CC Sabathia, Yankees
Is there any gas left in Sabathia’s tank? The cat’s an elderly 33 years old, logging 2,775 innings in his career. He’s also coming off a nightmarish season, as his 4.78 ERA and 1.37 WHIP were career-worsts. A look at the ace’s pitch speeds second the notion that the tread is falling off the tires:
Sabathia Pitch Speed
Sabathia has added weight this offseason in hopes of regaining some oomph. Additionally, though the geriatric nature of the Yankees’ lineup is a tad disconcerting, it shouldn’t diminish their performance at the plate. This ample run support, combined with Sabathia’s inning longevity, will again make him a candidate to rack up Ws in 2014.
Unfortunately, the aforementioned age of the New York roster will take its toll on Sabathia’s numbers thanks to the defensive support, or lack thereof, behind the mound. Worse, unless one goes the Bartolo Colon route with stem cells and testosterone, a pitcher with as many miles as CC doesn’t recapture past magic.

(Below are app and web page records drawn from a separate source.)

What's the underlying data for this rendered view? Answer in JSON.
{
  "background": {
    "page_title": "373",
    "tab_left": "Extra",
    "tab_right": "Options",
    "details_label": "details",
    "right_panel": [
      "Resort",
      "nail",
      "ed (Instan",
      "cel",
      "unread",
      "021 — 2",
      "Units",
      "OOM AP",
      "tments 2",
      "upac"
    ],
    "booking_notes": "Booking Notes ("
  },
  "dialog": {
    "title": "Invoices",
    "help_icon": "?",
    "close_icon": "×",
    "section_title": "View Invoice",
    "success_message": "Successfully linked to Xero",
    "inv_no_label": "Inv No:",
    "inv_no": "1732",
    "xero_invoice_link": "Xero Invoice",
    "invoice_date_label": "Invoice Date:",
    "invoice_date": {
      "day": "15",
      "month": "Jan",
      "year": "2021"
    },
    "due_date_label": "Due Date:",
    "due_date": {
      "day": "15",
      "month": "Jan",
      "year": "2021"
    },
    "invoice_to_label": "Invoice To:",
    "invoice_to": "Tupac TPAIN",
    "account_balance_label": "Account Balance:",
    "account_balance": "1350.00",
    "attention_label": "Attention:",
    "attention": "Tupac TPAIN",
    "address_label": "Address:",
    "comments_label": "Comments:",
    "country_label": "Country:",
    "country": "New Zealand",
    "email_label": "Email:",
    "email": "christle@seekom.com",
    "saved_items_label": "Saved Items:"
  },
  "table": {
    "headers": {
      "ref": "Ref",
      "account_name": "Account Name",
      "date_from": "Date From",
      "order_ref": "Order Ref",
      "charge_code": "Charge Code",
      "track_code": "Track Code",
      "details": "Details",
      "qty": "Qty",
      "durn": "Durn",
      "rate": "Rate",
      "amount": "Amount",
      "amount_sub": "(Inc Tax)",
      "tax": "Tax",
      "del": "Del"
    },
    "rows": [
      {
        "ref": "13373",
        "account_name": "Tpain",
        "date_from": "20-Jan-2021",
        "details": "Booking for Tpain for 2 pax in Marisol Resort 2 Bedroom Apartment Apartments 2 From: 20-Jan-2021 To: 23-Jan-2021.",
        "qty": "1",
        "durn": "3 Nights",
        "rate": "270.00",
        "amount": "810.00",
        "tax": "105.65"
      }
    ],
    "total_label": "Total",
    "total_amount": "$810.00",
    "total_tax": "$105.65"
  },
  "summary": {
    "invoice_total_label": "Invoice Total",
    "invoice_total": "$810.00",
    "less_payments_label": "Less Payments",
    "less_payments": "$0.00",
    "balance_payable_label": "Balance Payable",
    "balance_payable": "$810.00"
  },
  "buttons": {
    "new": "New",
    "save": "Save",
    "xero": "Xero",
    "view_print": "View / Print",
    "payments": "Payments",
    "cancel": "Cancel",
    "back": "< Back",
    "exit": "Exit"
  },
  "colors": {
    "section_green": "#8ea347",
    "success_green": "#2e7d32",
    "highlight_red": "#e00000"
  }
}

He has the name recognition, but Sabathia’s actual worth is closer to a backend arm this summer.
Click here for Part Two of this column.